▸ INSTRUCTIONS FOR THE TASK: Keyword search on "Sergio": report each line of the records that contains it.
----------
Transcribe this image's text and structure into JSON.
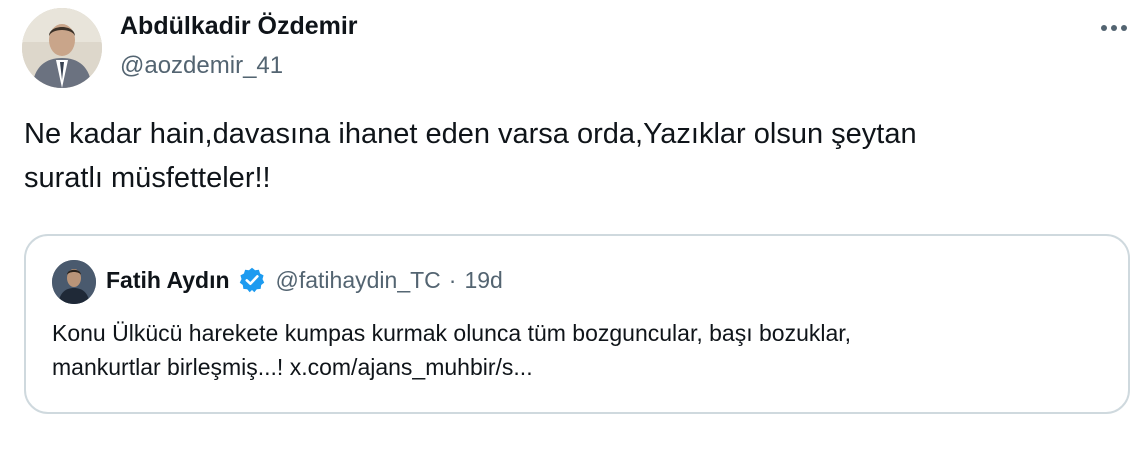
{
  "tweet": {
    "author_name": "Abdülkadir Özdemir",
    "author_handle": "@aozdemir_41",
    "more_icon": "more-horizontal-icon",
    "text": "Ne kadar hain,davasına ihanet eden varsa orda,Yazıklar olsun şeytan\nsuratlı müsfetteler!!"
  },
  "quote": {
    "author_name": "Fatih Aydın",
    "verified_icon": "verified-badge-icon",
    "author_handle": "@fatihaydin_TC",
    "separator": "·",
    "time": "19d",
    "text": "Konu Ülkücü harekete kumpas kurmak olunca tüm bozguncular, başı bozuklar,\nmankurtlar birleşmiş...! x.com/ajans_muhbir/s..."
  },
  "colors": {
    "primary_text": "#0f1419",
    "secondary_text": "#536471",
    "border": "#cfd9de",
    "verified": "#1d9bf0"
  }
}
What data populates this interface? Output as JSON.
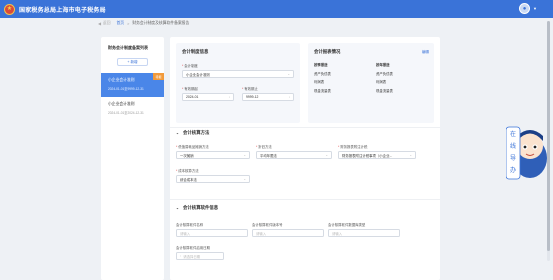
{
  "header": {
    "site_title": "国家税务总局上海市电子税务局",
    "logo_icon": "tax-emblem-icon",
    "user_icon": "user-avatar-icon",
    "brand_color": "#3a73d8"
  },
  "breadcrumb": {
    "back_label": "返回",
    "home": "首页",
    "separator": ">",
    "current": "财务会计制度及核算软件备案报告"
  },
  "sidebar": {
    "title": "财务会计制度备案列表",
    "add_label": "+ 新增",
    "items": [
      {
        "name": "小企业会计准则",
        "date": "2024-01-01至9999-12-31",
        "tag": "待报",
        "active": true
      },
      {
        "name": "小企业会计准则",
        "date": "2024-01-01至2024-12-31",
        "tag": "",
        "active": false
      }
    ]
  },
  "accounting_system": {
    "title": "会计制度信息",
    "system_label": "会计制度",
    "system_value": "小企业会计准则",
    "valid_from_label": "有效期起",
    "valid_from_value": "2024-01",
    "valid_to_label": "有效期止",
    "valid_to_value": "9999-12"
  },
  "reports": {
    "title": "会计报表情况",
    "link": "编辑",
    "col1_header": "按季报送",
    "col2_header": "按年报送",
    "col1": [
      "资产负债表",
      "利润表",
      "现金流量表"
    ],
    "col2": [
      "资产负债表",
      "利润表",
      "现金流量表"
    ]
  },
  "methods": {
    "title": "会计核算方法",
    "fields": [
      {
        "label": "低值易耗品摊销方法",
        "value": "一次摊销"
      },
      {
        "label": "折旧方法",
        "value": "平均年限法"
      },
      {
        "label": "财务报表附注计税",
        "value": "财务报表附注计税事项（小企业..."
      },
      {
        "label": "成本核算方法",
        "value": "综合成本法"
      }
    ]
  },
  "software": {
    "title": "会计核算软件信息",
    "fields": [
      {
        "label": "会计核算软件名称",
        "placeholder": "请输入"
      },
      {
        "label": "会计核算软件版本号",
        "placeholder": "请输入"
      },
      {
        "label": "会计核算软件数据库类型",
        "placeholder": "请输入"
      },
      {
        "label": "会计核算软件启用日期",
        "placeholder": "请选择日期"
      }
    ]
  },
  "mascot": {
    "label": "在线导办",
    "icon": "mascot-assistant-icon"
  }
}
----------
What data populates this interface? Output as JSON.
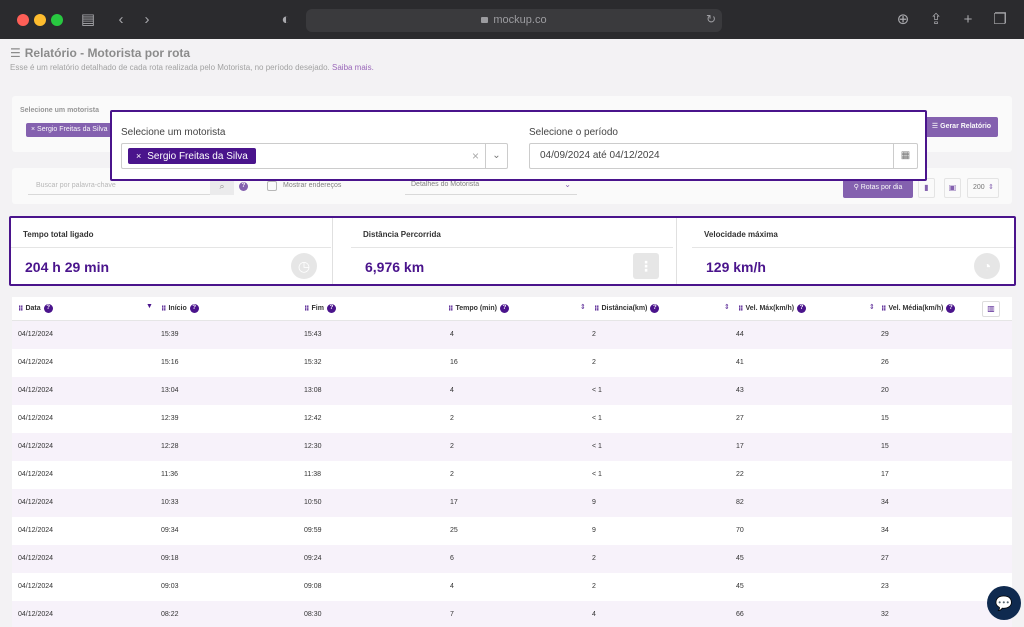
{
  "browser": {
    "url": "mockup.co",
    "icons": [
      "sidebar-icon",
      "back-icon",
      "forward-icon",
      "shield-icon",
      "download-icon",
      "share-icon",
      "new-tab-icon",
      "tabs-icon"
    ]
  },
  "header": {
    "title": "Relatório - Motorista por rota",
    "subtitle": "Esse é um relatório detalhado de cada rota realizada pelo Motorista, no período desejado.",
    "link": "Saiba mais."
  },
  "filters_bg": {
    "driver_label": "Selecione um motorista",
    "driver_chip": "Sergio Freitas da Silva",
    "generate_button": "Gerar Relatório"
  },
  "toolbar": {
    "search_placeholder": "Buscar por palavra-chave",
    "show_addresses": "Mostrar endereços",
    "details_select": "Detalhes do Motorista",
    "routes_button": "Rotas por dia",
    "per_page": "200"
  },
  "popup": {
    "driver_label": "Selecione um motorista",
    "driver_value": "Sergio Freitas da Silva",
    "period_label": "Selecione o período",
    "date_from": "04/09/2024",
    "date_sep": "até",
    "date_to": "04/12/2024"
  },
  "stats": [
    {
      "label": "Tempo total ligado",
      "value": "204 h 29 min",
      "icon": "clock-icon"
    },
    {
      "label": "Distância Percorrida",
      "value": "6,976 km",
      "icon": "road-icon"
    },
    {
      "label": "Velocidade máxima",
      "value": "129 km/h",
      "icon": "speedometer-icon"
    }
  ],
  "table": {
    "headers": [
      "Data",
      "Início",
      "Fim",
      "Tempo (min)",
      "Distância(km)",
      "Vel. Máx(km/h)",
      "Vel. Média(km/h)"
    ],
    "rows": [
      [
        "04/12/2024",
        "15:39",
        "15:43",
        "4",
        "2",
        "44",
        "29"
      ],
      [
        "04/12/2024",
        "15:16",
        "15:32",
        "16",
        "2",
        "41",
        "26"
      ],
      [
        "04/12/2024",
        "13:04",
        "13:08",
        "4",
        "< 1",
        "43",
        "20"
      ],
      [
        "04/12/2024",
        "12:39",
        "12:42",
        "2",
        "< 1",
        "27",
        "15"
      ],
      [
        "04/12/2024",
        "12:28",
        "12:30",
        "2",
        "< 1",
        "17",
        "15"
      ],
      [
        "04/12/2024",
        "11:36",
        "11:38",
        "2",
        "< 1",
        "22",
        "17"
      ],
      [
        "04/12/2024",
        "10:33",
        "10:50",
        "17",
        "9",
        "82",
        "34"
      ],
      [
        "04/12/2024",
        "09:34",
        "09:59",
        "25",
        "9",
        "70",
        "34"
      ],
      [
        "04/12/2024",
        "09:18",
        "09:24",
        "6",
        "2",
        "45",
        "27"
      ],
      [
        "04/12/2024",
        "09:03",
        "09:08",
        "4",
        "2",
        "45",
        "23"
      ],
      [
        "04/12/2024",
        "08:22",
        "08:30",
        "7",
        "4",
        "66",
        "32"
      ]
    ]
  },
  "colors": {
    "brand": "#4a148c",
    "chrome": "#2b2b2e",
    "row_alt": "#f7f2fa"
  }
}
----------
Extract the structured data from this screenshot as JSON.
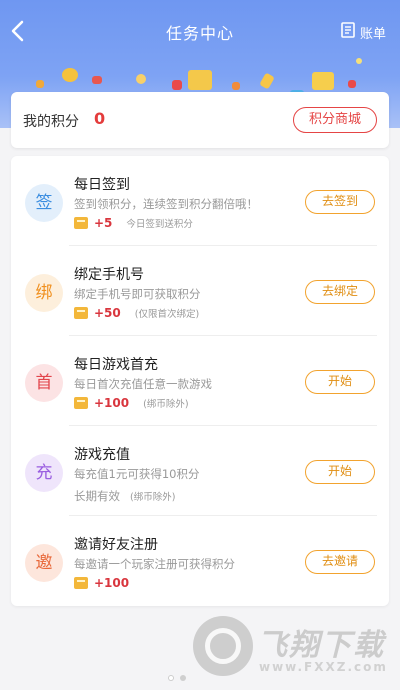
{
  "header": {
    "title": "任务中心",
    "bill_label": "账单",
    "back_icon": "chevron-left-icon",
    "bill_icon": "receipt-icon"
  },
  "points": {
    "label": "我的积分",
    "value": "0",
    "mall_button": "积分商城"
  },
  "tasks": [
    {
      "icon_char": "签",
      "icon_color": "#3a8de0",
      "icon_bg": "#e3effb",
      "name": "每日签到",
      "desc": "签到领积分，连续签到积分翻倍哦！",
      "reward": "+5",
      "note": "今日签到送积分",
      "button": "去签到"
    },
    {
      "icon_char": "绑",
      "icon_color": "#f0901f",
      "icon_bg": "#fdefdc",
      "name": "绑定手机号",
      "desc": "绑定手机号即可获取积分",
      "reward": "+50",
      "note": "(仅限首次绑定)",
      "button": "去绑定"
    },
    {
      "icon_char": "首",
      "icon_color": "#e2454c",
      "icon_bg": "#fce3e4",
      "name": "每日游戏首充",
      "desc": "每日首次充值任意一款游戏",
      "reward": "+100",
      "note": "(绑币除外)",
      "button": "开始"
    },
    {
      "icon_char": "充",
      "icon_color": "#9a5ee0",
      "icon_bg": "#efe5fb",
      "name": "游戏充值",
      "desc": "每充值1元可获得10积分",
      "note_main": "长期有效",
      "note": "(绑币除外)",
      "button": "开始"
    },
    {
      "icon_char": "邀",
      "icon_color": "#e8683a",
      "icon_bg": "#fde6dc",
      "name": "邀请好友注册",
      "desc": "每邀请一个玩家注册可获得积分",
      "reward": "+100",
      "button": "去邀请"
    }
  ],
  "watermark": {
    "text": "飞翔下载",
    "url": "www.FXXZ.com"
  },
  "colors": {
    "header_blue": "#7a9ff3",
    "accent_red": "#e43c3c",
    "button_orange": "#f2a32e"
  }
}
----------
▸ ANSWER:
    "driver_chip": "Sergio Freitas da Silva",
    "driver_value": "Sergio Freitas da Silva",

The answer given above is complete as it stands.